One Ordinary Sunday: A Meditaion on the Mystery of the Mass
by Paula Huston
August 18, 25, September 1 & 8
10:00am-11:30am in Classroom A1 or Individually or in Small Groups
Led by Anthony Arteaga, MA & Eileen Limberg, MA
Join us on a new endeavor: a parish-wide book study. Individuals and small faith groups are invited to read
One Ordinary Sunday: A Meditation on the Mystery of the Mass by Paula Huston. Ms. Huston gives us a moment-by-moment record of her experience at Mass on the 14
th Sunday of Ordinary Time.
She shares personal and spiritual reflections on what happened at the Mass that weekend, and invites our reflections. Discussion questions will be on the parish website (listed below) and posted on Facebook. If you are interested in sharing with a group at church, join us on Thursday mornings at 10:00am in Classroom A1, August 18-September 8. Please sign-up to attend the parish small group.
Books are available for sale in the parish office for $15.00.
Suggested Division of Chapters:
Week 1: Preface, Introduction to “The Story,” Gathering, and Preparing
Week 2: Remembering, Responding, Reconnecting, Resurrecting, Listening, Declaring, and Interceding
Week 3: Introduction to “The Sacrament,” Offering, Praising, Kneeling, and Assenting
Week 4: Praying, Communing, Going Forth, and Epilogue
1. The author, in the preface, explains how she was “riveted” by what she experienced at Mass. (xvi) What stirs you at Mass, both in an intellectual sense and a spiritual sense?
2. Kairos moments (xxi) How have you experienced "Kairos time" at the Mass? Are there other moments in your life when you have experienced it?
3. How do you feel the church has benefited from increased lay involvement in the Mass since Vatican II? (14) Do you think that there is room to grow in this regard? How? Or perhaps do you feel the church has gone too far? How so?
4. What was your reaction to the author’s exploration of the “woman question?” (18) Do you agree with her arguments? If so, what do you feel are her strongest points? If you disagree, why?
5. Did you learn anything new from the author’s exploration and explanation of the Confiteor, the Kyrie, the Gloria, and the Collect? How will what you learned change how you approach these “Introductory Rites?”
1. In the author’s examination of Christians as “People of the Book,” she explains how Catholics interpret the parts of the Old and New Testament. What did you find interesting about this? Did you learn something knew? Is this how you interpret the scriptures?
2. What did you learn about the Liturgy of the Word as a whole? Anything new or anything clarified?

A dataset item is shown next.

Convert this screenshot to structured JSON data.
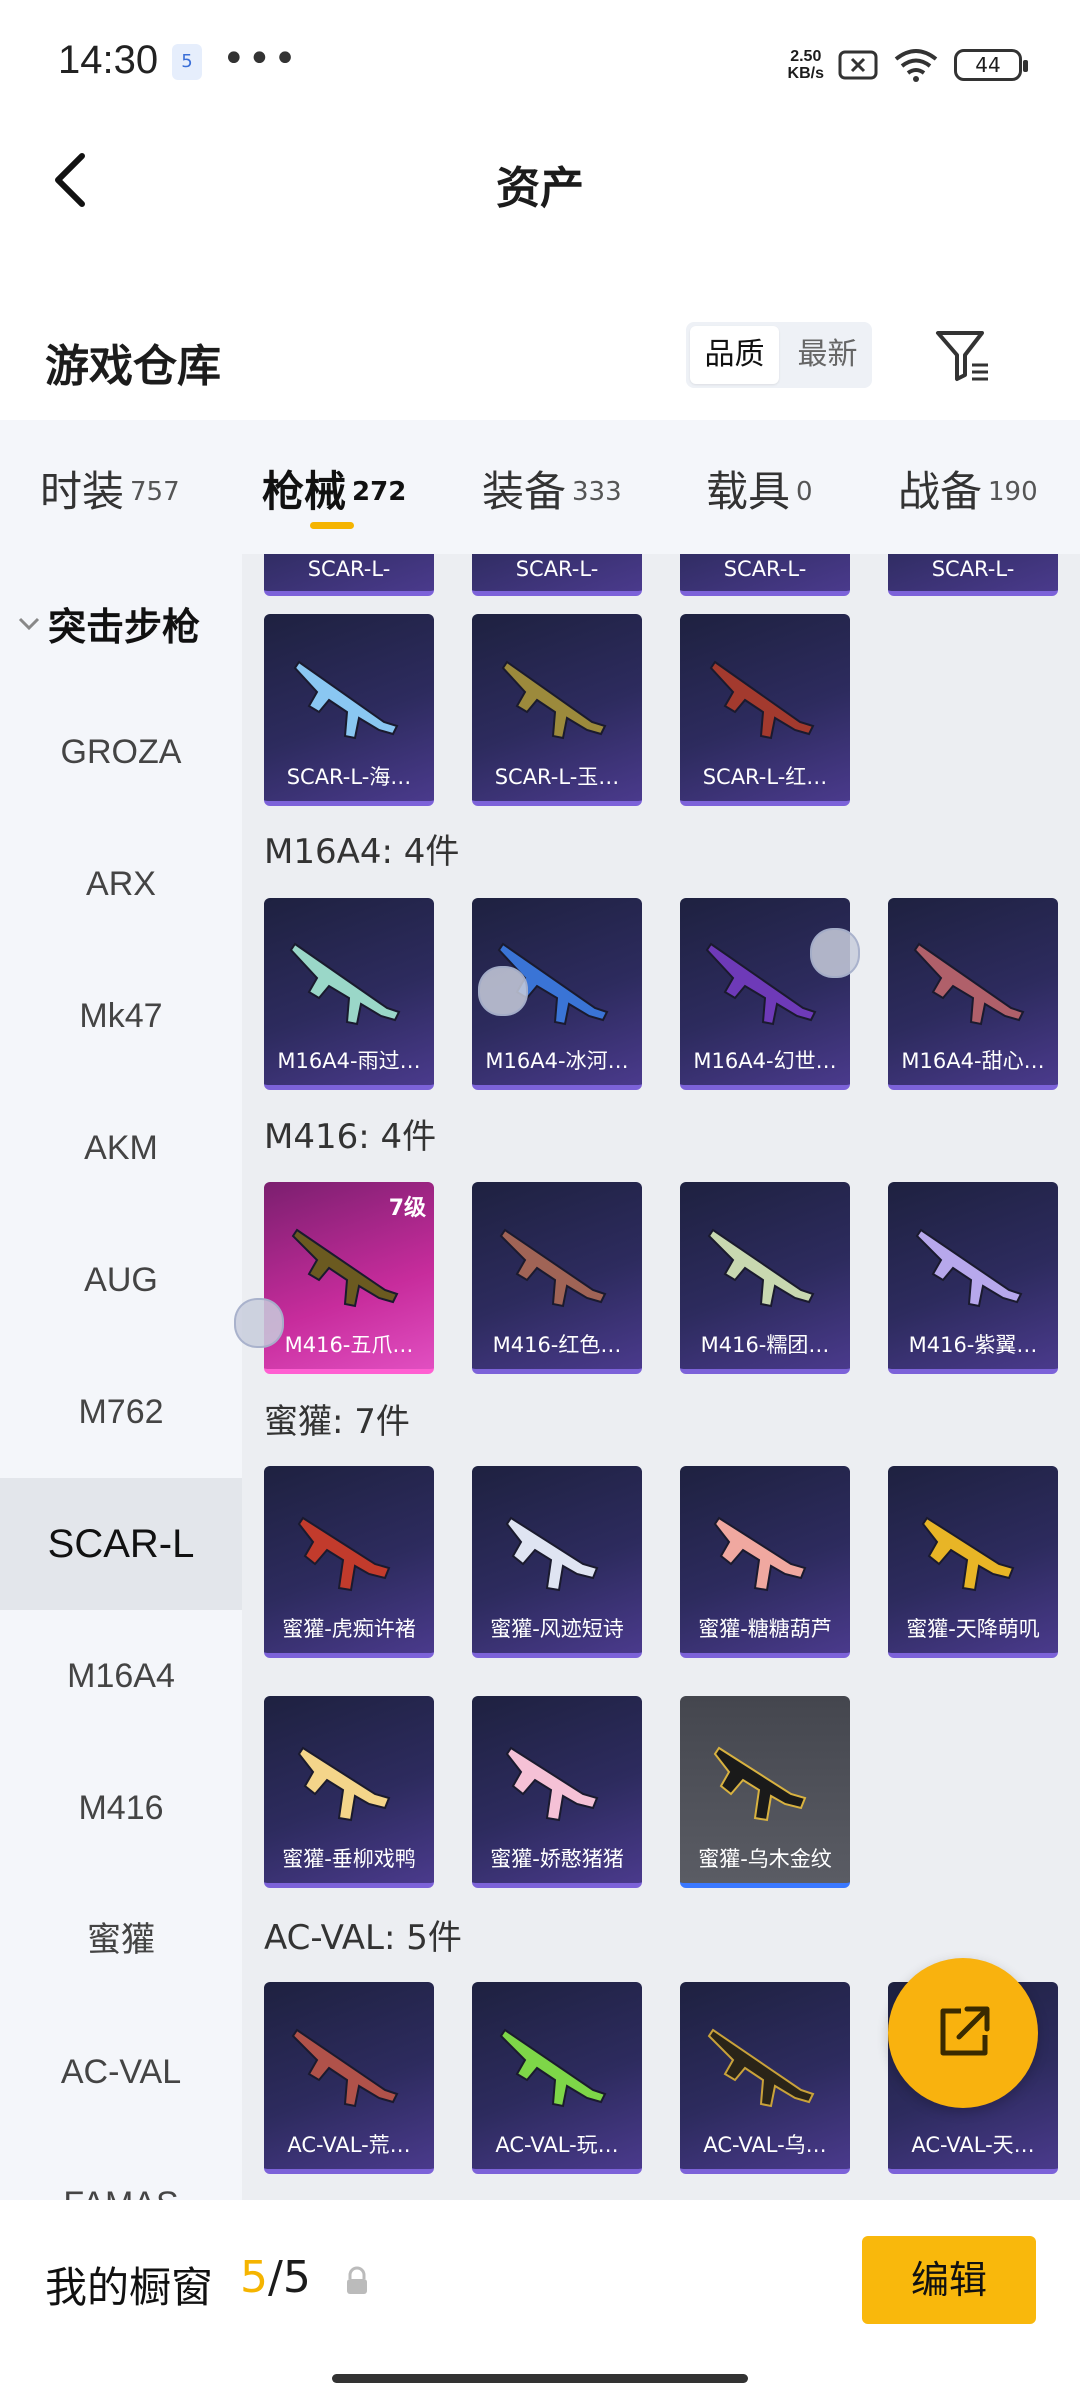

3. Think about the author’s examination of the differences between a Homily and a Sermon? Do you agree? Do you see a difference? Is your experience the same of what she explains a Homily is supposed to consist of or do you experience something different?
4. The author gives a great historical overview of the two creeds. She then answers some personal questions. Do you understand all that is in the creeds? Do you believe it all? What struggles, if any, do you have in how you understand and/or believe what is written in these two creeds?
1. The author speaks of modern day’s society’s loss of a sense of mystery. Do you agree? Do you find a sense of mystery in the Mass? How so or why not?
2. Think about the few lines the author devotes to discussing Catholic music since Vatican II. What are your thoughts about the state of Catholic music today? Do you agree or disagree with some of the struggles and critiques that she mentions have arisen regarding music in Catholic liturgy since Vatican II?
3. We spend a considerable amount of time with the author walking us through the Eucharistic Prayer and its parts. What did you learn that you didn’t know or realize before? Did you know about the different options for the prayers? Do you notice a difference between the different versions of the prayers when they are used? Do you have one that you prefer over than the others? Why? What do you think and understand about the Holy Spirit’s role in the consecration? What about the section about the Mystical Body of Christ? Do you understand Transubstantiation? How would you describe it to your friends? Do you have any difficulties understanding this? Any other personal revelations from this exploration of the Eucharistic Prayer?
1. What are your thoughts on holding hands during the “Our Father?” What else struck you about the author’s examination of that prayer or touches you personally?
2. The author spends some time on two significant language changes since the new translation of the Mass was instituted in 2011: “Lord, I am not worthy for you to enter under my roof” and “for many” during the Eucharistic Prayer. Do you have any other thoughts on these new translations? Can you think of any other parts of the new translation that you particularly like or dislike? Why?
3. Do you think that our community takes the sign of peace seriously? Do you? What about this action of the Mass do you like or dislike? Why?
4. What did you think about the epilogue of this book?